By Tom Tolen/

A virtual panel discussion which featured two former NFL players as guests and law enforcement officials from three counties was held Thursday on the subject of people in recovery from drug and alcohol addiction and their relationship with the law enforcement community.

The forum was organized by Francine Zysk, founder of Project Opiate and a former Livingston County District Court Administrator. Zysk is also a former chief probation officer in Livingston County and past Outreach Coordinator at St. Paul’s Episcopal Church in Brighton.

The speakers at the online forum included former Tampa Bay Buccaneers football player Randy Grimes, former Detroit Lion Eric Hipple, Howell City Police Dept. Deputy Chief Michael Dunn, Livingston County Undersheriff Jeff Warder and Novi Police Chief David Molloy.

The forum focused not only on those who are recovering from drug addiction but the stress on police officers who have to deal sometimes daily with life and death situations.
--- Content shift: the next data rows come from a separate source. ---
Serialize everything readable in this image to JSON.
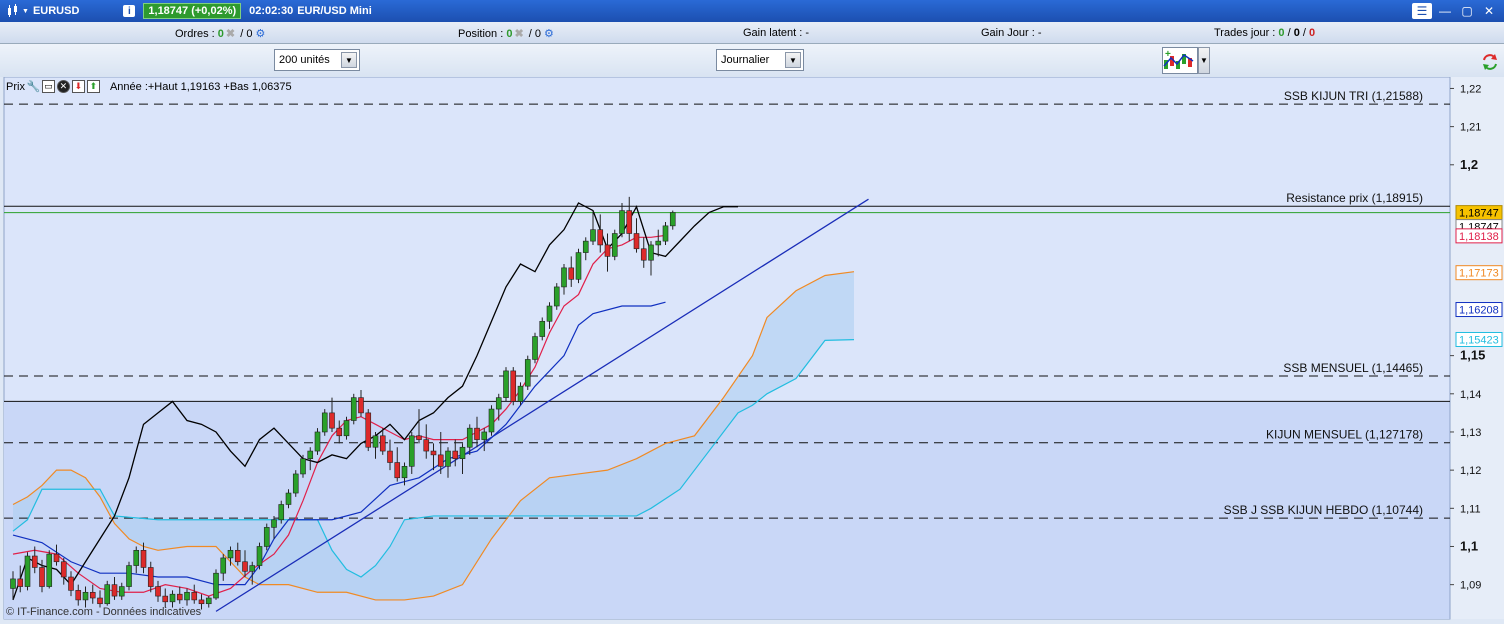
{
  "window": {
    "symbol": "EURUSD",
    "price_badge": "1,18747 (+0,02%)",
    "time": "02:02:30",
    "subtitle": "EUR/USD Mini"
  },
  "infobar": {
    "orders_label": "Ordres :",
    "orders_value": "0",
    "orders_total": "/ 0",
    "position_label": "Position :",
    "position_value": "0",
    "position_total": "/ 0",
    "latent_label": "Gain latent :",
    "latent_value": "-",
    "day_label": "Gain Jour :",
    "day_value": "-",
    "trades_label": "Trades jour :",
    "trades_v1": "0",
    "trades_v2": "0",
    "trades_v3": "0"
  },
  "toolbar": {
    "quantity": "200 unités",
    "period": "Journalier"
  },
  "panel": {
    "label": "Prix",
    "year_stats": "Année :+Haut 1,19163 +Bas 1,06375"
  },
  "watermark": "© IT-Finance.com - Données indicatives",
  "colors": {
    "bull": "#2aa02a",
    "bear": "#dd2a2a",
    "lagging": "#000000",
    "tenkan": "#e0204a",
    "kijun": "#1030c0",
    "ssa": "#f08a24",
    "ssb": "#22bde0",
    "cloud": "#a9cdf0",
    "trend": "#1a2db8",
    "last_line": "#2aa02a"
  },
  "chart_data": {
    "type": "candlestick",
    "ylim": [
      1.081,
      1.223
    ],
    "y_ticks": [
      {
        "v": 1.22,
        "label": "1,22",
        "bold": false
      },
      {
        "v": 1.21,
        "label": "1,21",
        "bold": false
      },
      {
        "v": 1.2,
        "label": "1,2",
        "bold": true
      },
      {
        "v": 1.15,
        "label": "1,15",
        "bold": true
      },
      {
        "v": 1.14,
        "label": "1,14",
        "bold": false
      },
      {
        "v": 1.13,
        "label": "1,13",
        "bold": false
      },
      {
        "v": 1.12,
        "label": "1,12",
        "bold": false
      },
      {
        "v": 1.11,
        "label": "1,11",
        "bold": false
      },
      {
        "v": 1.1,
        "label": "1,1",
        "bold": true
      },
      {
        "v": 1.09,
        "label": "1,09",
        "bold": false
      }
    ],
    "levels": [
      {
        "v": 1.21588,
        "label": "SSB KIJUN TRI (1,21588)",
        "style": "dash"
      },
      {
        "v": 1.18915,
        "label": "Resistance prix (1,18915)",
        "style": "solid"
      },
      {
        "v": 1.14465,
        "label": "SSB MENSUEL (1,14465)",
        "style": "dash"
      },
      {
        "v": 1.138,
        "label": "",
        "style": "solid"
      },
      {
        "v": 1.127178,
        "label": "KIJUN MENSUEL (1,127178)",
        "style": "dash"
      },
      {
        "v": 1.10744,
        "label": "SSB J SSB KIJUN HEBDO (1,10744)",
        "style": "dash"
      }
    ],
    "last_price": 1.18747,
    "price_badges": [
      {
        "v": 1.18747,
        "label": "1,18747",
        "bg": "#f6c200",
        "fg": "#000",
        "border": "#b08a00",
        "dy": 0
      },
      {
        "v": 1.18747,
        "label": "1,18747",
        "bg": "#ffffff",
        "fg": "#000",
        "border": "#888",
        "dy": 14
      },
      {
        "v": 1.18138,
        "label": "1,18138",
        "bg": "#ffffff",
        "fg": "#e0204a",
        "border": "#e0204a",
        "dy": 0
      },
      {
        "v": 1.17173,
        "label": "1,17173",
        "bg": "#ffffff",
        "fg": "#f08a24",
        "border": "#f08a24",
        "dy": 0
      },
      {
        "v": 1.16208,
        "label": "1,16208",
        "bg": "#ffffff",
        "fg": "#1030c0",
        "border": "#1030c0",
        "dy": 0
      },
      {
        "v": 1.15423,
        "label": "1,15423",
        "bg": "#ffffff",
        "fg": "#22bde0",
        "border": "#22bde0",
        "dy": 0
      }
    ],
    "candles": {
      "start_index": 0,
      "ohlc": [
        [
          1.089,
          1.0935,
          1.086,
          1.0915
        ],
        [
          1.0915,
          1.095,
          1.088,
          1.0895
        ],
        [
          1.0895,
          1.0985,
          1.0885,
          1.0975
        ],
        [
          1.0975,
          1.1,
          1.093,
          1.0945
        ],
        [
          1.0945,
          1.0965,
          1.088,
          1.0895
        ],
        [
          1.0895,
          1.099,
          1.089,
          1.098
        ],
        [
          1.098,
          1.1005,
          1.095,
          1.096
        ],
        [
          1.096,
          1.097,
          1.09,
          1.092
        ],
        [
          1.092,
          1.0935,
          1.087,
          1.0885
        ],
        [
          1.0885,
          1.09,
          1.0845,
          1.086
        ],
        [
          1.086,
          1.0895,
          1.084,
          1.088
        ],
        [
          1.088,
          1.09,
          1.085,
          1.0865
        ],
        [
          1.0865,
          1.0885,
          1.084,
          1.085
        ],
        [
          1.085,
          1.091,
          1.0845,
          1.09
        ],
        [
          1.09,
          1.092,
          1.086,
          1.087
        ],
        [
          1.087,
          1.0905,
          1.086,
          1.0895
        ],
        [
          1.0895,
          1.096,
          1.0885,
          1.095
        ],
        [
          1.095,
          1.1,
          1.093,
          1.099
        ],
        [
          1.099,
          1.101,
          1.093,
          1.0945
        ],
        [
          1.0945,
          1.096,
          1.088,
          1.0895
        ],
        [
          1.0895,
          1.091,
          1.0855,
          1.087
        ],
        [
          1.087,
          1.089,
          1.084,
          1.0855
        ],
        [
          1.0855,
          1.0885,
          1.084,
          1.0875
        ],
        [
          1.0875,
          1.0895,
          1.085,
          1.086
        ],
        [
          1.086,
          1.089,
          1.0845,
          1.088
        ],
        [
          1.088,
          1.09,
          1.085,
          1.086
        ],
        [
          1.086,
          1.0875,
          1.0835,
          1.085
        ],
        [
          1.085,
          1.087,
          1.084,
          1.0865
        ],
        [
          1.0865,
          1.094,
          1.086,
          1.093
        ],
        [
          1.093,
          1.098,
          1.091,
          1.097
        ],
        [
          1.097,
          1.1,
          1.095,
          1.099
        ],
        [
          1.099,
          1.101,
          1.095,
          1.096
        ],
        [
          1.096,
          1.099,
          1.092,
          1.0935
        ],
        [
          1.0935,
          1.096,
          1.09,
          1.095
        ],
        [
          1.095,
          1.101,
          1.094,
          1.1
        ],
        [
          1.1,
          1.106,
          1.099,
          1.105
        ],
        [
          1.105,
          1.108,
          1.102,
          1.107
        ],
        [
          1.107,
          1.112,
          1.106,
          1.111
        ],
        [
          1.111,
          1.115,
          1.11,
          1.114
        ],
        [
          1.114,
          1.12,
          1.113,
          1.119
        ],
        [
          1.119,
          1.124,
          1.118,
          1.123
        ],
        [
          1.123,
          1.126,
          1.12,
          1.125
        ],
        [
          1.125,
          1.131,
          1.124,
          1.13
        ],
        [
          1.13,
          1.136,
          1.129,
          1.135
        ],
        [
          1.135,
          1.139,
          1.13,
          1.131
        ],
        [
          1.131,
          1.133,
          1.127,
          1.129
        ],
        [
          1.129,
          1.134,
          1.128,
          1.133
        ],
        [
          1.133,
          1.14,
          1.132,
          1.139
        ],
        [
          1.139,
          1.141,
          1.134,
          1.135
        ],
        [
          1.135,
          1.136,
          1.125,
          1.126
        ],
        [
          1.126,
          1.13,
          1.123,
          1.129
        ],
        [
          1.129,
          1.131,
          1.124,
          1.125
        ],
        [
          1.125,
          1.128,
          1.12,
          1.122
        ],
        [
          1.122,
          1.126,
          1.117,
          1.118
        ],
        [
          1.118,
          1.122,
          1.116,
          1.121
        ],
        [
          1.121,
          1.13,
          1.119,
          1.129
        ],
        [
          1.129,
          1.136,
          1.127,
          1.128
        ],
        [
          1.128,
          1.132,
          1.123,
          1.125
        ],
        [
          1.125,
          1.127,
          1.12,
          1.124
        ],
        [
          1.124,
          1.13,
          1.119,
          1.121
        ],
        [
          1.121,
          1.126,
          1.118,
          1.125
        ],
        [
          1.125,
          1.128,
          1.121,
          1.123
        ],
        [
          1.123,
          1.127,
          1.119,
          1.126
        ],
        [
          1.126,
          1.132,
          1.124,
          1.131
        ],
        [
          1.131,
          1.134,
          1.126,
          1.128
        ],
        [
          1.128,
          1.131,
          1.125,
          1.13
        ],
        [
          1.13,
          1.137,
          1.129,
          1.136
        ],
        [
          1.136,
          1.14,
          1.133,
          1.139
        ],
        [
          1.139,
          1.147,
          1.138,
          1.146
        ],
        [
          1.146,
          1.147,
          1.137,
          1.138
        ],
        [
          1.138,
          1.143,
          1.137,
          1.142
        ],
        [
          1.142,
          1.15,
          1.141,
          1.149
        ],
        [
          1.149,
          1.156,
          1.148,
          1.155
        ],
        [
          1.155,
          1.16,
          1.154,
          1.159
        ],
        [
          1.159,
          1.164,
          1.157,
          1.163
        ],
        [
          1.163,
          1.169,
          1.162,
          1.168
        ],
        [
          1.168,
          1.174,
          1.166,
          1.173
        ],
        [
          1.173,
          1.176,
          1.168,
          1.17
        ],
        [
          1.17,
          1.178,
          1.169,
          1.177
        ],
        [
          1.177,
          1.181,
          1.175,
          1.18
        ],
        [
          1.18,
          1.188,
          1.179,
          1.183
        ],
        [
          1.183,
          1.187,
          1.177,
          1.179
        ],
        [
          1.179,
          1.182,
          1.172,
          1.176
        ],
        [
          1.176,
          1.183,
          1.175,
          1.182
        ],
        [
          1.182,
          1.19,
          1.181,
          1.188
        ],
        [
          1.188,
          1.1916,
          1.18,
          1.182
        ],
        [
          1.182,
          1.186,
          1.177,
          1.178
        ],
        [
          1.178,
          1.181,
          1.173,
          1.175
        ],
        [
          1.175,
          1.18,
          1.171,
          1.179
        ],
        [
          1.179,
          1.183,
          1.176,
          1.18
        ],
        [
          1.18,
          1.185,
          1.179,
          1.184
        ],
        [
          1.184,
          1.188,
          1.183,
          1.1875
        ]
      ]
    },
    "lagging_span": [
      [
        0,
        1.086
      ],
      [
        2,
        1.097
      ],
      [
        4,
        1.095
      ],
      [
        6,
        1.094
      ],
      [
        8,
        1.09
      ],
      [
        10,
        1.096
      ],
      [
        12,
        1.102
      ],
      [
        14,
        1.108
      ],
      [
        16,
        1.118
      ],
      [
        18,
        1.132
      ],
      [
        20,
        1.135
      ],
      [
        22,
        1.138
      ],
      [
        24,
        1.133
      ],
      [
        26,
        1.132
      ],
      [
        28,
        1.13
      ],
      [
        30,
        1.125
      ],
      [
        32,
        1.121
      ],
      [
        34,
        1.128
      ],
      [
        36,
        1.131
      ],
      [
        38,
        1.127
      ],
      [
        40,
        1.123
      ],
      [
        42,
        1.122
      ],
      [
        44,
        1.124
      ],
      [
        46,
        1.123
      ],
      [
        48,
        1.127
      ],
      [
        50,
        1.129
      ],
      [
        52,
        1.132
      ],
      [
        54,
        1.128
      ],
      [
        56,
        1.133
      ],
      [
        58,
        1.135
      ],
      [
        60,
        1.139
      ],
      [
        62,
        1.142
      ],
      [
        64,
        1.15
      ],
      [
        66,
        1.159
      ],
      [
        68,
        1.168
      ],
      [
        70,
        1.174
      ],
      [
        72,
        1.172
      ],
      [
        74,
        1.179
      ],
      [
        76,
        1.183
      ],
      [
        78,
        1.19
      ],
      [
        80,
        1.188
      ],
      [
        82,
        1.178
      ],
      [
        84,
        1.182
      ],
      [
        86,
        1.189
      ],
      [
        88,
        1.177
      ],
      [
        90,
        1.176
      ],
      [
        92,
        1.18
      ],
      [
        94,
        1.184
      ],
      [
        96,
        1.1875
      ],
      [
        98,
        1.189
      ],
      [
        100,
        1.189
      ]
    ],
    "tenkan": [
      [
        0,
        1.098
      ],
      [
        3,
        1.099
      ],
      [
        6,
        1.098
      ],
      [
        9,
        1.093
      ],
      [
        12,
        1.089
      ],
      [
        15,
        1.088
      ],
      [
        18,
        1.088
      ],
      [
        21,
        1.09
      ],
      [
        24,
        1.089
      ],
      [
        27,
        1.087
      ],
      [
        30,
        1.089
      ],
      [
        33,
        1.094
      ],
      [
        36,
        1.098
      ],
      [
        38,
        1.103
      ],
      [
        40,
        1.112
      ],
      [
        42,
        1.122
      ],
      [
        44,
        1.129
      ],
      [
        46,
        1.133
      ],
      [
        48,
        1.134
      ],
      [
        50,
        1.132
      ],
      [
        52,
        1.13
      ],
      [
        54,
        1.128
      ],
      [
        56,
        1.129
      ],
      [
        58,
        1.128
      ],
      [
        60,
        1.128
      ],
      [
        62,
        1.128
      ],
      [
        64,
        1.13
      ],
      [
        66,
        1.132
      ],
      [
        68,
        1.136
      ],
      [
        70,
        1.141
      ],
      [
        72,
        1.147
      ],
      [
        74,
        1.156
      ],
      [
        76,
        1.163
      ],
      [
        78,
        1.166
      ],
      [
        80,
        1.174
      ],
      [
        82,
        1.178
      ],
      [
        84,
        1.179
      ],
      [
        86,
        1.181
      ],
      [
        88,
        1.181
      ],
      [
        90,
        1.1815
      ]
    ],
    "kijun": [
      [
        0,
        1.103
      ],
      [
        4,
        1.101
      ],
      [
        8,
        1.096
      ],
      [
        12,
        1.093
      ],
      [
        16,
        1.093
      ],
      [
        20,
        1.092
      ],
      [
        24,
        1.092
      ],
      [
        28,
        1.09
      ],
      [
        32,
        1.09
      ],
      [
        34,
        1.095
      ],
      [
        36,
        1.102
      ],
      [
        38,
        1.107
      ],
      [
        40,
        1.107
      ],
      [
        44,
        1.107
      ],
      [
        48,
        1.109
      ],
      [
        52,
        1.116
      ],
      [
        56,
        1.118
      ],
      [
        60,
        1.123
      ],
      [
        64,
        1.125
      ],
      [
        68,
        1.132
      ],
      [
        72,
        1.142
      ],
      [
        76,
        1.15
      ],
      [
        78,
        1.158
      ],
      [
        80,
        1.161
      ],
      [
        84,
        1.163
      ],
      [
        88,
        1.163
      ],
      [
        90,
        1.164
      ]
    ],
    "ssa": [
      [
        0,
        1.111
      ],
      [
        2,
        1.113
      ],
      [
        4,
        1.116
      ],
      [
        6,
        1.12
      ],
      [
        8,
        1.12
      ],
      [
        10,
        1.118
      ],
      [
        12,
        1.113
      ],
      [
        14,
        1.106
      ],
      [
        16,
        1.102
      ],
      [
        18,
        1.1
      ],
      [
        20,
        1.099
      ],
      [
        24,
        1.1
      ],
      [
        28,
        1.1
      ],
      [
        30,
        1.096
      ],
      [
        32,
        1.092
      ],
      [
        34,
        1.09
      ],
      [
        38,
        1.09
      ],
      [
        42,
        1.088
      ],
      [
        46,
        1.088
      ],
      [
        50,
        1.086
      ],
      [
        54,
        1.086
      ],
      [
        58,
        1.087
      ],
      [
        62,
        1.09
      ],
      [
        66,
        1.102
      ],
      [
        70,
        1.112
      ],
      [
        74,
        1.118
      ],
      [
        78,
        1.119
      ],
      [
        82,
        1.12
      ],
      [
        86,
        1.123
      ],
      [
        90,
        1.127
      ],
      [
        94,
        1.129
      ],
      [
        98,
        1.139
      ],
      [
        102,
        1.15
      ],
      [
        104,
        1.16
      ],
      [
        108,
        1.167
      ],
      [
        112,
        1.171
      ],
      [
        116,
        1.172
      ]
    ],
    "ssb": [
      [
        0,
        1.104
      ],
      [
        2,
        1.107
      ],
      [
        4,
        1.115
      ],
      [
        8,
        1.115
      ],
      [
        12,
        1.115
      ],
      [
        14,
        1.108
      ],
      [
        20,
        1.107
      ],
      [
        26,
        1.107
      ],
      [
        30,
        1.107
      ],
      [
        38,
        1.107
      ],
      [
        42,
        1.107
      ],
      [
        44,
        1.099
      ],
      [
        46,
        1.094
      ],
      [
        48,
        1.092
      ],
      [
        50,
        1.095
      ],
      [
        52,
        1.1
      ],
      [
        54,
        1.107
      ],
      [
        58,
        1.108
      ],
      [
        66,
        1.108
      ],
      [
        78,
        1.108
      ],
      [
        86,
        1.108
      ],
      [
        88,
        1.11
      ],
      [
        92,
        1.115
      ],
      [
        96,
        1.125
      ],
      [
        100,
        1.135
      ],
      [
        102,
        1.137
      ],
      [
        104,
        1.14
      ],
      [
        108,
        1.144
      ],
      [
        112,
        1.154
      ],
      [
        116,
        1.1542
      ]
    ],
    "trendline": [
      [
        28,
        1.083
      ],
      [
        118,
        1.191
      ]
    ]
  }
}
Officers who end up with depression due to their stressful occupation — often combined with problems in their home life — generally won’t talk about their problem to anyone except their peers who have been in a similar situation. Howell Police Deputy Chief Dunn said, “If you haven’t been there, they won’t talk to you.” As a result, many police depts. in recent years have initiated programs for officers dealing with stress and depression to talk about their problem without embarrassment or shame and to get professional help.

The online discussion also focused on the problem of drug addiction in the local community and how it evolves due to societal changes from month to month and year to year. As an example, Dunn said that since the COVID-19 pandemic broke out, there have been fewer opioids available. Opioids are defined as a class of drugs which include the illicit drug heroin, synthetic opioids such as fentanyl, and pain relievers that are available legally by prescription. With the lower availability of opioids due to COVID, the use of methamphetamines in Livingston County and Southeast Michigan has increased to fill the vacuum, according to Dunn. Methamphetamine, or “meth” as it is commonly called, is a potent stimulant mainly used as a recreational drug, but also as a treatment for attention deficit hyperactivity disorder (ADHD) and obesity. “Ice” and “crystal” are among a laundry list of street names used for meth.

Dunn told the panel that, “Opiates are down, the pills are harder to get, and the meth has kind of taken over.” Chief Molloy said that a drug of choice in the Novi community is a cocktail of meth and the highly potent — and sometimes lethal — fentanyl. The officers also said that although no empirical data has yet been compiled, it may be that some deaths in recent months that were actually opioid-related are now being labeled a COVID death rather than their true cause — a drug overdose.

Chief Molloy said local police agencies need to work more closely with state and federal legislators and develop new programs to deal with the problems of drug abuse and that serve to improve interactions between those in recovery and law enforcement.